Re: Part two
Montage sounds absolutely brilliant. I am very unhappy that it's out of print. Hopefully one day I will come across it.
I love games with a great balance of intellect and excitement. I am a big fan of Cranium, which apparently has taken the country by storm. I didn't see it on your spreadsheet. Did I miss it? It seems like something you'd enjoy.
Thank you very much for the Euchre link. It's terribly insightful and offers strategy books, which my circle has been in search of for quite some time. Also I love to see terminology for stumping people at the table.
Trading games are intriguing, but I'm not sure anyone I know will have the patience to learn. I'm going to have to work around that or you know, get new friends.
Thanks for the ever in-depth, intelligent responses. I wish I could reciprocate but I'm deadly boring. It's a fault.
Rest assured that if it is reprinted then I shall whoop and holler about it to the extent that you will be able to hear
me, let alone read me.
Never played Cranium
, largely because I hang around with not-sufficiently-Starbucks-o-mainstream sort of people, alas. I do know the guy who edited the questions for the UK version of Cranium
, though. Not that I've played it.

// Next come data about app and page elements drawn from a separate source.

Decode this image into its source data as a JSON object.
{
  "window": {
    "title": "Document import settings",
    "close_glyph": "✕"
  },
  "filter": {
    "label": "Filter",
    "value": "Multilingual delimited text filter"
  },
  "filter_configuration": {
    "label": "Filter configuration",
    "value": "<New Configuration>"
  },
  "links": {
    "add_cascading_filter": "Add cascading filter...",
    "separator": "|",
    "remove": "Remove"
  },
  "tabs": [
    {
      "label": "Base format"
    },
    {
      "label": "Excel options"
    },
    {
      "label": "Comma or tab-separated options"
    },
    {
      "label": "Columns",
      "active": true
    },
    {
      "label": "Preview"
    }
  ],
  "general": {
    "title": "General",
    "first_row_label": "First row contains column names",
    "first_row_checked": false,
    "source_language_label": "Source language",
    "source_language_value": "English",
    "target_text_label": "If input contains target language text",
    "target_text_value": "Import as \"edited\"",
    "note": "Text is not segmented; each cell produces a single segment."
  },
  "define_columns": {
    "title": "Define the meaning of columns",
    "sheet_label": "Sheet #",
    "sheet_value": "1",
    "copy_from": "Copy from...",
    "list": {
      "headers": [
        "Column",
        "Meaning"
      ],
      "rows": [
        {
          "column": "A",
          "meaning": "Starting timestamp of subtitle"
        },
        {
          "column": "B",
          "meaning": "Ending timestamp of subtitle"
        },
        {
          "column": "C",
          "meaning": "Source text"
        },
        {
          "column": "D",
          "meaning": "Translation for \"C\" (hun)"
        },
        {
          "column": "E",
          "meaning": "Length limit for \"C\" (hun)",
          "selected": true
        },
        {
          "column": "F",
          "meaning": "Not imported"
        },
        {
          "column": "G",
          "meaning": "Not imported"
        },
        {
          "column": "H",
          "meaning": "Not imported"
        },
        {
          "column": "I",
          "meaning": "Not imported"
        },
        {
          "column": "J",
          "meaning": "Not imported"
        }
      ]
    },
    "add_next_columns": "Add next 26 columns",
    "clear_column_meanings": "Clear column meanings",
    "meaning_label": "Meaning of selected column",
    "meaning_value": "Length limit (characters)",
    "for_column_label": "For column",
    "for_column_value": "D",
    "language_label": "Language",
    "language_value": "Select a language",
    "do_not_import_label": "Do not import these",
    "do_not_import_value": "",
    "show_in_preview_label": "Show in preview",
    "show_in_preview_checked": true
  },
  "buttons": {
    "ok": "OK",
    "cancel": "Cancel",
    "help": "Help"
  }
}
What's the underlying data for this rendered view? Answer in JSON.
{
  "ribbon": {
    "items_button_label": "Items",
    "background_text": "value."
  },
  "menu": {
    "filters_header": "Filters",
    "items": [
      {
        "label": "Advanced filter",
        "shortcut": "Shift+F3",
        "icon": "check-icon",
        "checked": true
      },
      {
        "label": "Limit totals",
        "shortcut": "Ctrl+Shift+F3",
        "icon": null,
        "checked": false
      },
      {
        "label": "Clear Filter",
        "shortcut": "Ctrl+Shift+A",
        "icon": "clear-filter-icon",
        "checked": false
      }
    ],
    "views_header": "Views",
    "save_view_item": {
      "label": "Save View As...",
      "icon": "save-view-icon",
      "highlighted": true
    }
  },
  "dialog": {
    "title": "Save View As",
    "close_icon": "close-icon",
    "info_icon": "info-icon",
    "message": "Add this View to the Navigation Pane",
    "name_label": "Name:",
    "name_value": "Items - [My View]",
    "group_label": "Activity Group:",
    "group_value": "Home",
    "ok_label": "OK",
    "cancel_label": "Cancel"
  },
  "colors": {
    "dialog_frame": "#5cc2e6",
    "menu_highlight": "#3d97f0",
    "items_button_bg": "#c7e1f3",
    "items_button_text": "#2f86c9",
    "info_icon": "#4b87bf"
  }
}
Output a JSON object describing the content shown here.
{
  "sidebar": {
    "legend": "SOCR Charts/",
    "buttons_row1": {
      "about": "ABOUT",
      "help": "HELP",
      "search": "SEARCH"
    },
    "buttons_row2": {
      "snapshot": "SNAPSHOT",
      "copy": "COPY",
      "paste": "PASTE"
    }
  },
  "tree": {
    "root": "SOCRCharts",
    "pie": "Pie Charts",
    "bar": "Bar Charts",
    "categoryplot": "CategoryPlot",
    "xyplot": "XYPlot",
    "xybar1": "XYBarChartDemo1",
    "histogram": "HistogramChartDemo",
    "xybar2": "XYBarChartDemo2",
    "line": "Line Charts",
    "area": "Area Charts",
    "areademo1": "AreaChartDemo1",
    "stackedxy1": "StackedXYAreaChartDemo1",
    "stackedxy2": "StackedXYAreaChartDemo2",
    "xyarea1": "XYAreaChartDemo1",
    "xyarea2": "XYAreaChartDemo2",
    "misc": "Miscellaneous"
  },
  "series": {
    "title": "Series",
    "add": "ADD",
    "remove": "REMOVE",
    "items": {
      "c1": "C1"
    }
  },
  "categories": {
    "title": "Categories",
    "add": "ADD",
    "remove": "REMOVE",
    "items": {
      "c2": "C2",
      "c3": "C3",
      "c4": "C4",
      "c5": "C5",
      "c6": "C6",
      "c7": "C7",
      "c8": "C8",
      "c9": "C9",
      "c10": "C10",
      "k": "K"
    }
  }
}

There are at least four highly reputable and well (though none perfectly) regarded games mail order companies in the US: Funagain
, FairPlay and the other one which escapes me. The German Games Company are well-regarded in Canada. Boulder are selling the Rio Grande Games edition Bohnanza
for $8.80 plus postage, which looks like a bargain and a half to me. Incidentally, Rio Grande Games are a company who take German games and produce English-language editions of them, so purchase them with confidence.
|Date:||January 4th, 2006 12:22 am (UTC)|| |
Re: Part two
I recomend Thought Hammer
as the game site that has the lowest prices... I just a few minutes ago finished spending all my xmas loot there.
Montage is set to come back in print after 38 years!
On the wild, wild off-chance that this still reaches you somehow, Mr. Picklepuss, please be advised that Montage is set to come back in print
this year! Eight years ago I assured you that I would whoop and holler in the case of a reprint; consider this to be the clanging of bells and the sounding of sirens.
If this does reach you, I do hope that you're happy, well and thriving!
|Date:||January 4th, 2006 12:21 am (UTC)|| |
Kohle, Kie$ & Knete <- I played that one on Friday night.
I am seriously starting to consider taking an adult education german class. What they really need is a "German for Gamers" class.